White said his proposal has been brought up before – in a 2017 bill from former Rep. MaryAnne Kinney, a Republican from Knox.


“Business owners seem to think that by banning law abiding citizens from carrying guns they will all be safer,” Kinney said in written testimony at the time. “This has simply not been the case. Instead they are now targets for criminals who have no respect for the law nor for human life.”

The bill didn’t make it out of the Criminal Justice and Public Safety Committee after running into a wall of opposition.

“The best academic evidence shows that more people carrying concealed weapons leads to increased rates of aggravated assaults and murder,” the Maine Gun Safety Coalition’s executive director said in written testimony at the time. Most gun massacres occur in places where firearms are allowed, the group argued.

The Retail Association of Maine also testified in opposition. Curtis Picard, president and CEO of the association, said his group would be likely to have the same stance it did in 2017 if the proposal were to move forward again. “If a retailer or any business decides to have a no-gun policy on their property, that should be their right,” Picard said.

Lynn Ellis, legislative director for the coalition, said that in the wake of the Lewiston shootings, the coalition is prioritizing an assault weapons ban, a red flag law, universal background checks and a 72-hour waiting period on gun sales.

“As far as additional legislation, we are looking into it and doing research and will come up with a statement if and when a bill comes through,” Ellis said when asked about White’s proposal.



The Maine Constitution limits the kinds of new bills that can be introduced in the upcoming second session, so White’s bill would need to be deemed an emergency measure to be considered in January.

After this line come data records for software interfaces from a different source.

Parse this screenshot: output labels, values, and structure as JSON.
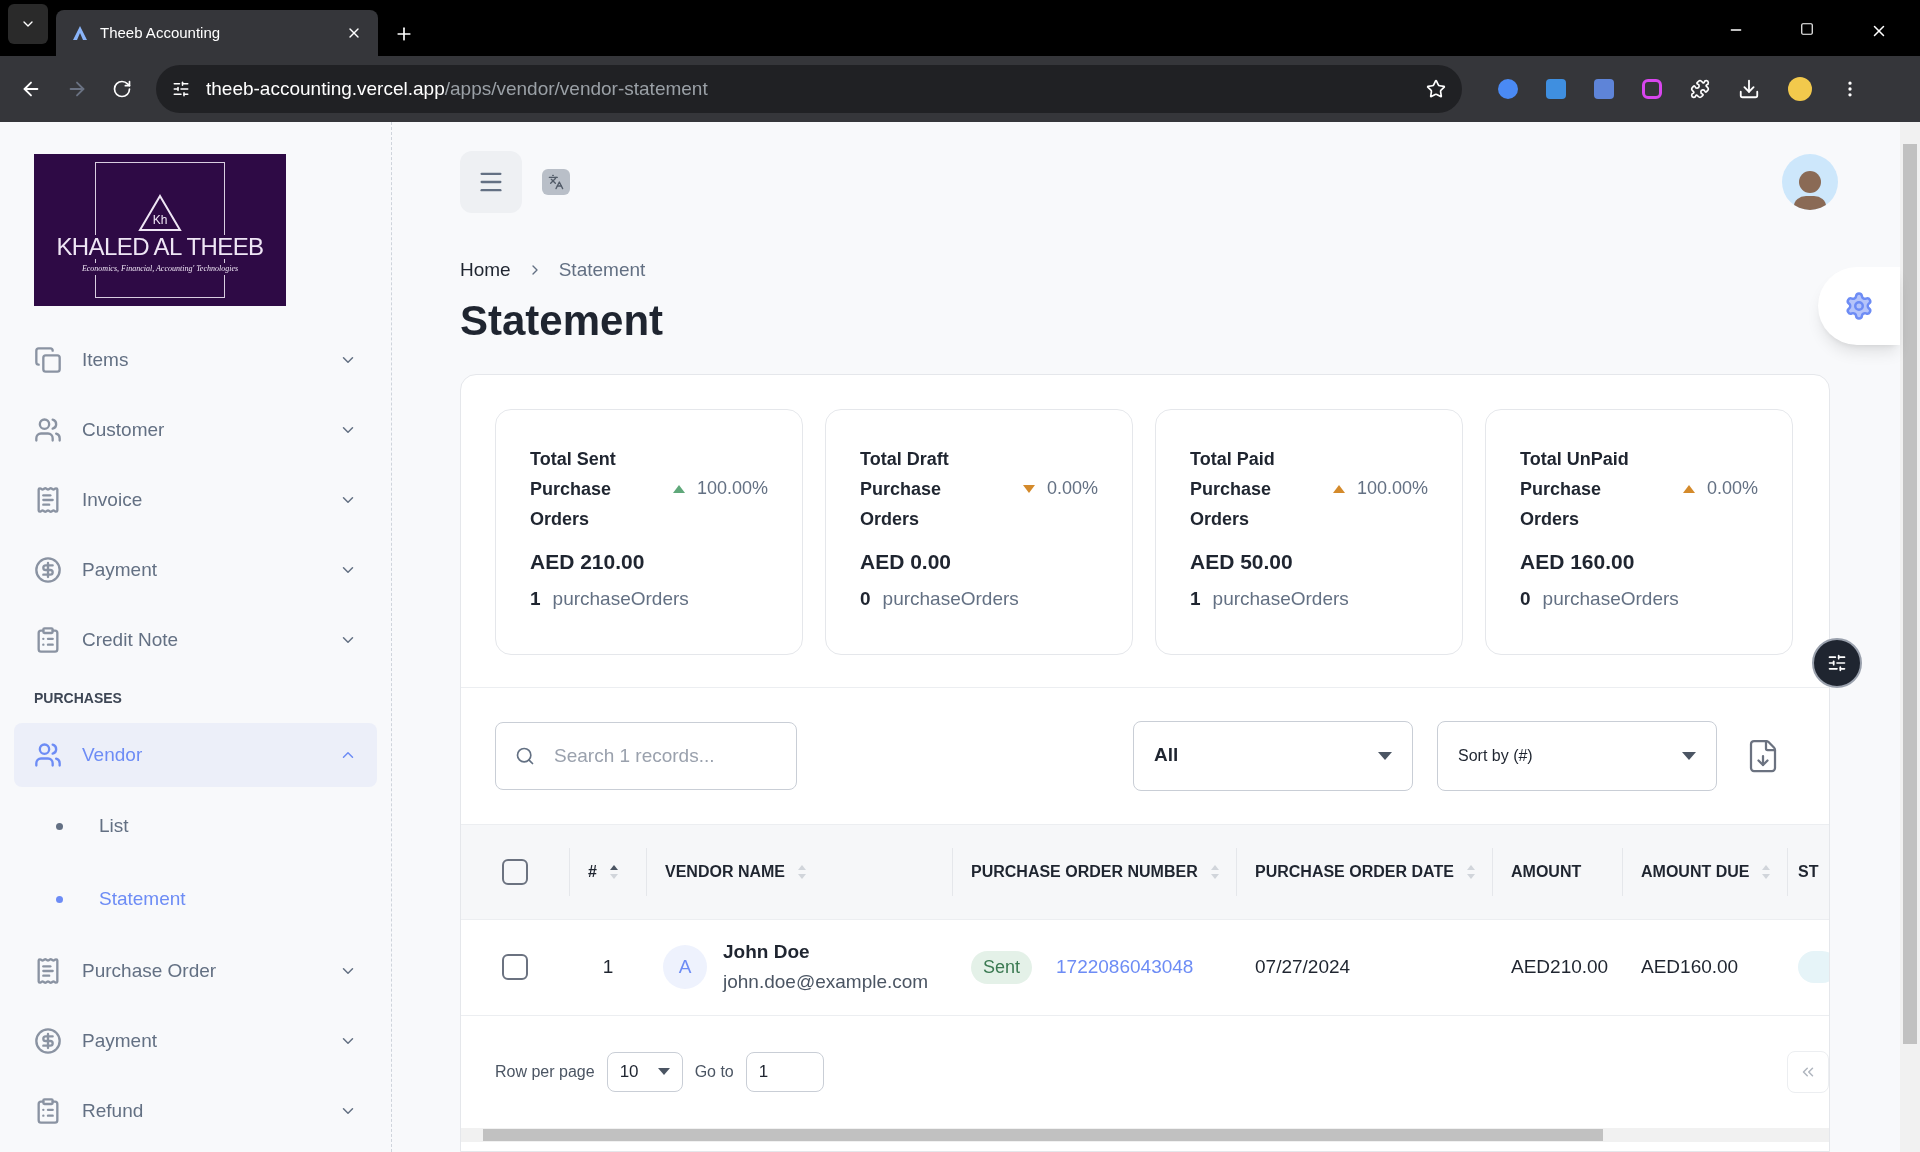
{
  "browser": {
    "tab_title": "Theeb Accounting",
    "url_host": "theeb-accounting.vercel.app",
    "url_path": "/apps/vendor/vendor-statement"
  },
  "logo": {
    "mark": "Kh",
    "name": "KHALED AL THEEB",
    "tagline": "Economics, Financial, Accounting' Technologies"
  },
  "sidebar": {
    "groups": [
      {
        "items": [
          {
            "label": "Items",
            "expanded": false,
            "selected": false
          },
          {
            "label": "Customer",
            "expanded": false,
            "selected": false
          },
          {
            "label": "Invoice",
            "expanded": false,
            "selected": false
          },
          {
            "label": "Payment",
            "expanded": false,
            "selected": false
          },
          {
            "label": "Credit Note",
            "expanded": false,
            "selected": false
          }
        ]
      },
      {
        "heading": "PURCHASES",
        "items": [
          {
            "label": "Vendor",
            "expanded": true,
            "selected": true,
            "children": [
              {
                "label": "List",
                "selected": false
              },
              {
                "label": "Statement",
                "selected": true
              }
            ]
          },
          {
            "label": "Purchase Order",
            "expanded": false,
            "selected": false
          },
          {
            "label": "Payment",
            "expanded": false,
            "selected": false
          },
          {
            "label": "Refund",
            "expanded": false,
            "selected": false
          }
        ]
      }
    ]
  },
  "breadcrumb": [
    "Home",
    "Statement"
  ],
  "page_title": "Statement",
  "stats": [
    {
      "title": "Total Sent Purchase Orders",
      "kind": "up",
      "color": "#5fa87a",
      "change": "100.00%",
      "amount": "AED 210.00",
      "count": "1",
      "count_label": "purchaseOrders"
    },
    {
      "title": "Total Draft Purchase Orders",
      "kind": "down",
      "color": "#d48a2b",
      "change": "0.00%",
      "amount": "AED 0.00",
      "count": "0",
      "count_label": "purchaseOrders"
    },
    {
      "title": "Total Paid Purchase Orders",
      "kind": "up",
      "color": "#d48a2b",
      "change": "100.00%",
      "amount": "AED 50.00",
      "count": "1",
      "count_label": "purchaseOrders"
    },
    {
      "title": "Total UnPaid Purchase Orders",
      "kind": "up",
      "color": "#d48a2b",
      "change": "0.00%",
      "amount": "AED 160.00",
      "count": "0",
      "count_label": "purchaseOrders"
    }
  ],
  "filters": {
    "search_placeholder": "Search 1 records...",
    "status": "All",
    "sort": "Sort by (#)"
  },
  "table": {
    "all_checked": false,
    "columns": [
      {
        "label": "#",
        "kind": "sorted"
      },
      {
        "label": "VENDOR NAME",
        "kind": "sortable"
      },
      {
        "label": "PURCHASE ORDER NUMBER",
        "kind": "sortable"
      },
      {
        "label": "PURCHASE ORDER DATE",
        "kind": "sortable"
      },
      {
        "label": "AMOUNT",
        "kind": "plain"
      },
      {
        "label": "AMOUNT DUE",
        "kind": "sortable"
      },
      {
        "label": "ST",
        "kind": "plain"
      }
    ],
    "rows": [
      {
        "checked": false,
        "number": "1",
        "avatar": "A",
        "name": "John Doe",
        "email": "john.doe@example.com",
        "status": "Sent",
        "po_number": "1722086043048",
        "date": "07/27/2024",
        "amount": "AED210.00",
        "amount_due": "AED160.00"
      }
    ]
  },
  "pagination": {
    "rows_label": "Row per page",
    "rows_value": "10",
    "goto_label": "Go to",
    "goto_value": "1"
  }
}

Any decisions about which new bills get taken up will be made in the coming weeks by the 10-member Legislative Council chaired by Senate President Troy Jackson, D-Allagash.

A spokesperson for Jackson said Friday that he does not support White’s proposal and “has serious concerns about it,” but did not elaborate further. Other legislative leaders expressed a range of opinions.

“We have a number of bills already in circulation on gun safety. … My first inclination is hesitation on letting anything in – not just this, but anything,” said House Majority Leader Mo Terry, D-Gorham. “I would really need to hear his argument as to the importance of it.”

Assistant Senate Minority Leader Lisa Keim, R-Dixfield, said lawmakers should be looking at how the state’s current laws, like its yellow flag law and prohibitions on possessing firearms, are working before considering new laws, and said she would have to give further thought to whether White’s proposal should be taken up.

“One benefit of the bill is the conversation around the impact of gun-free zones,” Keim said. “I think that is a conversation worth having, even if I disagree about the liability piece.”


Assistant House Minority Leader Amy Arata, R-New Gloucester, said she would not be inclined to support White’s bill or allow it in for the upcoming session.

“I believe private businesses should have the right to restrict guns if they want to and that the person who should be held responsible for a violent crime is the person who committed the violent crime,” Arata said.

She said she didn’t believe the proposal would have much support among Republicans, though at least one other party member expressed support this week for legislation related to gun-free zones.

“Something that I think needs to be looked into, that I think is frankly ignored in the aftermath of events like (the Lewiston shootings), is that one of the underlying common denominators is the prevalence of gun-free zones,” said Sen. Eric Brakey, R-Auburn.

Brakey did not mention White’s proposal specifically, but said he has questions in the wake of the shootings about gun-free zones and what kind of liability is appropriate.

“It’s hard to play games of ‘what if’ after the fact, but you do wonder what if one of those individuals who was there had a firearm with them and they were trained and a responsible gun owner who could have defended other people,” Brakey said.

Staff Writer Randy Billings contributed to this story.

Related Headlines

Comments are no longer available on this story